• **Instructions for the task**:
Retype every line of the data, keeping each word exactly.

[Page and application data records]

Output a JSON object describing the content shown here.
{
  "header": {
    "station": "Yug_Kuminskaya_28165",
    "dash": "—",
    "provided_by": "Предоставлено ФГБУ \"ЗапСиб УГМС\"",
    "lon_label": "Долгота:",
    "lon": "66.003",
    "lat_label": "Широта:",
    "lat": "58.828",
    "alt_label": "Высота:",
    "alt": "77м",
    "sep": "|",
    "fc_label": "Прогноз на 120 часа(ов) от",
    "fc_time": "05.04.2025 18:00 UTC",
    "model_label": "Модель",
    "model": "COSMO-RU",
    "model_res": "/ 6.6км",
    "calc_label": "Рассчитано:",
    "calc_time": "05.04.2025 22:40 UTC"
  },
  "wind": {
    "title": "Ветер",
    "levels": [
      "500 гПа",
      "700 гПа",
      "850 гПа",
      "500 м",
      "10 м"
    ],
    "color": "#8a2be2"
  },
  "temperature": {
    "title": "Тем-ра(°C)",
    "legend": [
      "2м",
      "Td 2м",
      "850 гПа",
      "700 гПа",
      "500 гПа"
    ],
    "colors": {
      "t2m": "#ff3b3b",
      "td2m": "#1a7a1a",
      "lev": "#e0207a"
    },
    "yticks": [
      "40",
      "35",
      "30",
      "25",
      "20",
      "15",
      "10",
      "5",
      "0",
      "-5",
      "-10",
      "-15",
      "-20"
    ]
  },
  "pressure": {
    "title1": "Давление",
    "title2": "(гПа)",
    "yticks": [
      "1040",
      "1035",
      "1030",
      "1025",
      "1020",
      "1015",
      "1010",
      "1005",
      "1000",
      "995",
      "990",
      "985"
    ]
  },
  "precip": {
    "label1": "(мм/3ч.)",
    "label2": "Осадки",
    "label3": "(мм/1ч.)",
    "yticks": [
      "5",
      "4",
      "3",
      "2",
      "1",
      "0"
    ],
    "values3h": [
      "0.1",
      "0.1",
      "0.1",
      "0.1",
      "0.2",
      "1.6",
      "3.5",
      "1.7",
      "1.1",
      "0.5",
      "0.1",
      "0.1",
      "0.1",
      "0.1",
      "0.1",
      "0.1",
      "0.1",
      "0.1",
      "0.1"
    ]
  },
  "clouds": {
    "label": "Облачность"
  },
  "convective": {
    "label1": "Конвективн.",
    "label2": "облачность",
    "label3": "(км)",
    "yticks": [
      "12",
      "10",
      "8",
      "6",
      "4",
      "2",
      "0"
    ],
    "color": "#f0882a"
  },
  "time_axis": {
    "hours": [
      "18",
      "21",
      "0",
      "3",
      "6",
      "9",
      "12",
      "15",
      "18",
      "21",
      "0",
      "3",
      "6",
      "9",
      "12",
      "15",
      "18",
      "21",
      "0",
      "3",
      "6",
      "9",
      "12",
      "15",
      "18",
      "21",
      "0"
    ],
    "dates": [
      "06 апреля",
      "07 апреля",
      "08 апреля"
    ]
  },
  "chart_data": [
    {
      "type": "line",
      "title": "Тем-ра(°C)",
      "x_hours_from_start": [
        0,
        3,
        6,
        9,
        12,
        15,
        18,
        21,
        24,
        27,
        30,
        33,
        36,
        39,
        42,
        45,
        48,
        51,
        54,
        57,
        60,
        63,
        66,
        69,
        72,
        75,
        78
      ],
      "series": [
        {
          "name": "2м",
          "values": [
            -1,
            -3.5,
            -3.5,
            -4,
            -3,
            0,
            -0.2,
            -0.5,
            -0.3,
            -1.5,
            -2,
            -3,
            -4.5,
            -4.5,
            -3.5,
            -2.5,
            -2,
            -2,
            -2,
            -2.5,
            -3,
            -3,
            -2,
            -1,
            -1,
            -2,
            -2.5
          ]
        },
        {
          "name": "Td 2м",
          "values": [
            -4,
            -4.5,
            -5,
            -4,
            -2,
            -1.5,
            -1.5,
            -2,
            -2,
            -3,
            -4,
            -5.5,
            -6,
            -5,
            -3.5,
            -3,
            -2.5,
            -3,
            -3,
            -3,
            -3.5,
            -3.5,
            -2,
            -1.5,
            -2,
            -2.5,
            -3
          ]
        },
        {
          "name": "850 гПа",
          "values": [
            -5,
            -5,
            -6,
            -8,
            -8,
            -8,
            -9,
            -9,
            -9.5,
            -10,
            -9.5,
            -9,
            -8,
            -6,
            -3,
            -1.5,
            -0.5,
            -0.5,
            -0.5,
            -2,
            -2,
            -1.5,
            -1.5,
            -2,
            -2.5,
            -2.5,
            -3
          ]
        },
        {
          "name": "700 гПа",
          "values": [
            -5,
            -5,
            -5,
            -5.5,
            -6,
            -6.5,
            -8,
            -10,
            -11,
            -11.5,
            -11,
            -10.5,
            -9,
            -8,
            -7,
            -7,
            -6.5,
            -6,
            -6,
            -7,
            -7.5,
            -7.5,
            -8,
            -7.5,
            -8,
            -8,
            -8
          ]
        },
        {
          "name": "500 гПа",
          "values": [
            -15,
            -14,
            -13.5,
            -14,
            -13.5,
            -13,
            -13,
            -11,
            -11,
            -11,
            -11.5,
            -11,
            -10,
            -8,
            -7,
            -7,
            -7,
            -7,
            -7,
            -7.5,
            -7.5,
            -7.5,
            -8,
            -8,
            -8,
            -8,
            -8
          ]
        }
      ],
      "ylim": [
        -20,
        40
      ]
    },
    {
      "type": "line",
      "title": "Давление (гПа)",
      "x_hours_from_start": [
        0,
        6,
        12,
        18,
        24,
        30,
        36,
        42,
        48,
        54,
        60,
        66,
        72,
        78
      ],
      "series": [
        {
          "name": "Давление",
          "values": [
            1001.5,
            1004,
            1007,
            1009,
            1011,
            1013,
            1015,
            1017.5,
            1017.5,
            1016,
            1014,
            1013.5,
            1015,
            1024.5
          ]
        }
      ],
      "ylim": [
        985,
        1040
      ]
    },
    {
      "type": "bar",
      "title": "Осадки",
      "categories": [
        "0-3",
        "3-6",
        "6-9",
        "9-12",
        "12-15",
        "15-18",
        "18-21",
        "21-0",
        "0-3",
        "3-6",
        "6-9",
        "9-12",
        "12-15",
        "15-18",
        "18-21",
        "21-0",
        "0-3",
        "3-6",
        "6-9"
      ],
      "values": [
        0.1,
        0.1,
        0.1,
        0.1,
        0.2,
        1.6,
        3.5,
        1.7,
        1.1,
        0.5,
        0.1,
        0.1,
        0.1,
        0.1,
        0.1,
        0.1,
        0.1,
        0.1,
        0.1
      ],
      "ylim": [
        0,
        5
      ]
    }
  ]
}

• **Finished task**:
Output a JSON object describing the content shown here.
{
  "header": {
    "station": "Yug_Kuminskaya_28165",
    "dash": "—",
    "provided_by": "Предоставлено ФГБУ \"ЗапСиб УГМС\"",
    "lon_label": "Долгота:",
    "lon": "66.003",
    "lat_label": "Широта:",
    "lat": "58.828",
    "alt_label": "Высота:",
    "alt": "77м",
    "sep": "|",
    "fc_label": "Прогноз на 120 часа(ов) от",
    "fc_time": "05.04.2025 18:00 UTC",
    "model_label": "Модель",
    "model": "COSMO-RU",
    "model_res": "/ 6.6км",
    "calc_label": "Рассчитано:",
    "calc_time": "05.04.2025 22:40 UTC"
  },
  "wind": {
    "title": "Ветер",
    "levels": [
      "500 гПа",
      "700 гПа",
      "850 гПа",
      "500 м",
      "10 м"
    ],
    "color": "#8a2be2"
  },
  "temperature": {
    "title": "Тем-ра(°C)",
    "legend": [
      "2м",
      "Td 2м",
      "850 гПа",
      "700 гПа",
      "500 гПа"
    ],
    "colors": {
      "t2m": "#ff3b3b",
      "td2m": "#1a7a1a",
      "lev": "#e0207a"
    },
    "yticks": [
      "40",
      "35",
      "30",
      "25",
      "20",
      "15",
      "10",
      "5",
      "0",
      "-5",
      "-10",
      "-15",
      "-20"
    ]
  },
  "pressure": {
    "title1": "Давление",
    "title2": "(гПа)",
    "yticks": [
      "1040",
      "1035",
      "1030",
      "1025",
      "1020",
      "1015",
      "1010",
      "1005",
      "1000",
      "995",
      "990",
      "985"
    ]
  },
  "precip": {
    "label1": "(мм/3ч.)",
    "label2": "Осадки",
    "label3": "(мм/1ч.)",
    "yticks": [
      "5",
      "4",
      "3",
      "2",
      "1",
      "0"
    ],
    "values3h": [
      "0.1",
      "0.1",
      "0.1",
      "0.1",
      "0.2",
      "1.6",
      "3.5",
      "1.7",
      "1.1",
      "0.5",
      "0.1",
      "0.1",
      "0.1",
      "0.1",
      "0.1",
      "0.1",
      "0.1",
      "0.1",
      "0.1"
    ]
  },
  "clouds": {
    "label": "Облачность"
  },
  "convective": {
    "label1": "Конвективн.",
    "label2": "облачность",
    "label3": "(км)",
    "yticks": [
      "12",
      "10",
      "8",
      "6",
      "4",
      "2",
      "0"
    ],
    "color": "#f0882a"
  },
  "time_axis": {
    "hours": [
      "18",
      "21",
      "0",
      "3",
      "6",
      "9",
      "12",
      "15",
      "18",
      "21",
      "0",
      "3",
      "6",
      "9",
      "12",
      "15",
      "18",
      "21",
      "0",
      "3",
      "6",
      "9",
      "12",
      "15",
      "18",
      "21",
      "0"
    ],
    "dates": [
      "06 апреля",
      "07 апреля",
      "08 апреля"
    ]
  },
  "chart_data": [
    {
      "type": "line",
      "title": "Тем-ра(°C)",
      "x_hours_from_start": [
        0,
        3,
        6,
        9,
        12,
        15,
        18,
        21,
        24,
        27,
        30,
        33,
        36,
        39,
        42,
        45,
        48,
        51,
        54,
        57,
        60,
        63,
        66,
        69,
        72,
        75,
        78
      ],
      "series": [
        {
          "name": "2м",
          "values": [
            -1,
            -3.5,
            -3.5,
            -4,
            -3,
            0,
            -0.2,
            -0.5,
            -0.3,
            -1.5,
            -2,
            -3,
            -4.5,
            -4.5,
            -3.5,
            -2.5,
            -2,
            -2,
            -2,
            -2.5,
            -3,
            -3,
            -2,
            -1,
            -1,
            -2,
            -2.5
          ]
        },
        {
          "name": "Td 2м",
          "values": [
            -4,
            -4.5,
            -5,
            -4,
            -2,
            -1.5,
            -1.5,
            -2,
            -2,
            -3,
            -4,
            -5.5,
            -6,
            -5,
            -3.5,
            -3,
            -2.5,
            -3,
            -3,
            -3,
            -3.5,
            -3.5,
            -2,
            -1.5,
            -2,
            -2.5,
            -3
          ]
        },
        {
          "name": "850 гПа",
          "values": [
            -5,
            -5,
            -6,
            -8,
            -8,
            -8,
            -9,
            -9,
            -9.5,
            -10,
            -9.5,
            -9,
            -8,
            -6,
            -3,
            -1.5,
            -0.5,
            -0.5,
            -0.5,
            -2,
            -2,
            -1.5,
            -1.5,
            -2,
            -2.5,
            -2.5,
            -3
          ]
        },
        {
          "name": "700 гПа",
          "values": [
            -5,
            -5,
            -5,
            -5.5,
            -6,
            -6.5,
            -8,
            -10,
            -11,
            -11.5,
            -11,
            -10.5,
            -9,
            -8,
            -7,
            -7,
            -6.5,
            -6,
            -6,
            -7,
            -7.5,
            -7.5,
            -8,
            -7.5,
            -8,
            -8,
            -8
          ]
        },
        {
          "name": "500 гПа",
          "values": [
            -15,
            -14,
            -13.5,
            -14,
            -13.5,
            -13,
            -13,
            -11,
            -11,
            -11,
            -11.5,
            -11,
            -10,
            -8,
            -7,
            -7,
            -7,
            -7,
            -7,
            -7.5,
            -7.5,
            -7.5,
            -8,
            -8,
            -8,
            -8,
            -8
          ]
        }
      ],
      "ylim": [
        -20,
        40
      ]
    },
    {
      "type": "line",
      "title": "Давление (гПа)",
      "x_hours_from_start": [
        0,
        6,
        12,
        18,
        24,
        30,
        36,
        42,
        48,
        54,
        60,
        66,
        72,
        78
      ],
      "series": [
        {
          "name": "Давление",
          "values": [
            1001.5,
            1004,
            1007,
            1009,
            1011,
            1013,
            1015,
            1017.5,
            1017.5,
            1016,
            1014,
            1013.5,
            1015,
            1024.5
          ]
        }
      ],
      "ylim": [
        985,
        1040
      ]
    },
    {
      "type": "bar",
      "title": "Осадки",
      "categories": [
        "0-3",
        "3-6",
        "6-9",
        "9-12",
        "12-15",
        "15-18",
        "18-21",
        "21-0",
        "0-3",
        "3-6",
        "6-9",
        "9-12",
        "12-15",
        "15-18",
        "18-21",
        "21-0",
        "0-3",
        "3-6",
        "6-9"
      ],
      "values": [
        0.1,
        0.1,
        0.1,
        0.1,
        0.2,
        1.6,
        3.5,
        1.7,
        1.1,
        0.5,
        0.1,
        0.1,
        0.1,
        0.1,
        0.1,
        0.1,
        0.1,
        0.1,
        0.1
      ],
      "ylim": [
        0,
        5
      ]
    }
  ]
}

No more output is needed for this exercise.